→ Your objective: Within the records, which lines hold the string "data"? Report each one by copying it.

→ Record set:
● ● ● ● ● ● ●
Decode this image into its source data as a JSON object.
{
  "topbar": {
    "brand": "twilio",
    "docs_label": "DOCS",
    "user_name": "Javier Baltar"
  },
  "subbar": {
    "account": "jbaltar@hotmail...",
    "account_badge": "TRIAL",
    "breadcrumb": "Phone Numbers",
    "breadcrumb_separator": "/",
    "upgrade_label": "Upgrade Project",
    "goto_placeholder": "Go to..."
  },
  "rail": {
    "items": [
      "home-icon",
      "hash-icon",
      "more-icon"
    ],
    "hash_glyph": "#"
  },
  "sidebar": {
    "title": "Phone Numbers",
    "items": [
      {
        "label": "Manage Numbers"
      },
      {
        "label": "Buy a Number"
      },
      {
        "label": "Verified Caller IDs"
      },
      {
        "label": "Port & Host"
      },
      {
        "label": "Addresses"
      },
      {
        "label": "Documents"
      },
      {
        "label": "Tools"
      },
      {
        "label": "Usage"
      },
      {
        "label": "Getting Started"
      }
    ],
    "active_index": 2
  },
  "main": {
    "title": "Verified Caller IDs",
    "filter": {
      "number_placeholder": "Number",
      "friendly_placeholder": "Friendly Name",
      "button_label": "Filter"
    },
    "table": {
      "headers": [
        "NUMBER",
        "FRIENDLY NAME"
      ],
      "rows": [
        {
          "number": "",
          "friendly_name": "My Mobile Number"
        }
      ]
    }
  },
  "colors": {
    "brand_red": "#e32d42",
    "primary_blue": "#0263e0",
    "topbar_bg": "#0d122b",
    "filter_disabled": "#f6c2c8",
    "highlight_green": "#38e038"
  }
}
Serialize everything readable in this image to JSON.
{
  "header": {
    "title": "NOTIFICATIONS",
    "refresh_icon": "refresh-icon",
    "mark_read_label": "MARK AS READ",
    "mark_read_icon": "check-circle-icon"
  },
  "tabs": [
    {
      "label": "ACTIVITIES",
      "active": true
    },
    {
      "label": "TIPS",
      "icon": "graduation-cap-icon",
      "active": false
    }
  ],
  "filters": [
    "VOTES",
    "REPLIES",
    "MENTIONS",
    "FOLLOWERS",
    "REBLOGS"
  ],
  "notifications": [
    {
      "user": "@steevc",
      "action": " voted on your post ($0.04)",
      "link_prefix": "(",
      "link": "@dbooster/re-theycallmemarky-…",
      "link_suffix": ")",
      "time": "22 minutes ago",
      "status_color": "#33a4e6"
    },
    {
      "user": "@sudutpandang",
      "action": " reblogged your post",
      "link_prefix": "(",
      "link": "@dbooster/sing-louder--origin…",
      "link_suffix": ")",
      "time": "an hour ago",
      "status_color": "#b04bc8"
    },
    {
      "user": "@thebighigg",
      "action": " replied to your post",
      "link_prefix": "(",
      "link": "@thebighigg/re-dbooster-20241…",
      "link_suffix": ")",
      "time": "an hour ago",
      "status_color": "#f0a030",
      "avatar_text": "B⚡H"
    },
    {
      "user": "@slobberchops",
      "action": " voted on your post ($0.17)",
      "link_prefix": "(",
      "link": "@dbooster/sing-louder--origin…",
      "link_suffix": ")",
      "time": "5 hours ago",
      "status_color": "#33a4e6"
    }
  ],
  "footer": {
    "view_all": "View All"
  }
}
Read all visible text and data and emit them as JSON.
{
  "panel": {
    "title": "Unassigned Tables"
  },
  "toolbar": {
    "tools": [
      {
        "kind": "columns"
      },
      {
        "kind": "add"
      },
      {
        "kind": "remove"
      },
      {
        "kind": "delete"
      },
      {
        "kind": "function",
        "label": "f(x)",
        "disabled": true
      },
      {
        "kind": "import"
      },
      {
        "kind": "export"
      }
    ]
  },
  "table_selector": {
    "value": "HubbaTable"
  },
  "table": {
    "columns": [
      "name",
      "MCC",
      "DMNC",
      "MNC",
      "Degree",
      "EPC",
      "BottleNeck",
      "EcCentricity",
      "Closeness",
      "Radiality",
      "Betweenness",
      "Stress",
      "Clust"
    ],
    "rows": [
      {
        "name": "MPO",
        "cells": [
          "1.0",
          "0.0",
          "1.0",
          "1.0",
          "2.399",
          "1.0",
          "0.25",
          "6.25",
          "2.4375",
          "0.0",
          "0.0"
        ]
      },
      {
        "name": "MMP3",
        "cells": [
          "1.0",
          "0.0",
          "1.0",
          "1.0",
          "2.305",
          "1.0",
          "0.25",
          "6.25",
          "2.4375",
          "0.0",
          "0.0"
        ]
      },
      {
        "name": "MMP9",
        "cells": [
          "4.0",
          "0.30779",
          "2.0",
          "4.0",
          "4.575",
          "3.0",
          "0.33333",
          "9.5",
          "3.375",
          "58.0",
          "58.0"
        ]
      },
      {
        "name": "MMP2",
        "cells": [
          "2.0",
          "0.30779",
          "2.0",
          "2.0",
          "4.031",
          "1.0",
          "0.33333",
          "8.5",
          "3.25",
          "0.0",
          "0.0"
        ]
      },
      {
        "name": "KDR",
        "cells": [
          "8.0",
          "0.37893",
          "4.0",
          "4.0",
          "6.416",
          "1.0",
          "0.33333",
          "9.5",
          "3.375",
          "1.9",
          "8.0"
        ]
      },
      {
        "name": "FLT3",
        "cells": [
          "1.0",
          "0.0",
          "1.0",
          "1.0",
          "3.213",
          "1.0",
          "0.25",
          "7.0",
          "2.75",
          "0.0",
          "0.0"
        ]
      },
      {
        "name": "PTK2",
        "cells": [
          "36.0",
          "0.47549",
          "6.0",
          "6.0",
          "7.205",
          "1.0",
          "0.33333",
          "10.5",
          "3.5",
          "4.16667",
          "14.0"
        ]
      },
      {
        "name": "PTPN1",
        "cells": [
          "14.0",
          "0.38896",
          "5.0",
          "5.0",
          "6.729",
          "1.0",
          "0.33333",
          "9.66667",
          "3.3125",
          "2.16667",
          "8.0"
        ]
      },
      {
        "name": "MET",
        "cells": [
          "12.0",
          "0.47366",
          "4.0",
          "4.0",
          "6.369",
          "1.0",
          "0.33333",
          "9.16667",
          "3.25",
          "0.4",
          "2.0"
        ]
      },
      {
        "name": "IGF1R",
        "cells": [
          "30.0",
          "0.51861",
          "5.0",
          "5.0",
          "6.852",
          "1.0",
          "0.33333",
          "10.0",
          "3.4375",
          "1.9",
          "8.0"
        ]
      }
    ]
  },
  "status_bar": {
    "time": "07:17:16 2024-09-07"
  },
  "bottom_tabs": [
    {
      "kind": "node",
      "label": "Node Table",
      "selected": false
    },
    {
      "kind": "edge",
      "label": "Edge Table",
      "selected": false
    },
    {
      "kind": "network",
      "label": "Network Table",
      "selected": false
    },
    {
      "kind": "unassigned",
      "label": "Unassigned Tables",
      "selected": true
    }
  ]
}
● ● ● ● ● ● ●
→ Task response:
Decode this image into its source data as a JSON object.
Read all visible text and data and emit them as JSON.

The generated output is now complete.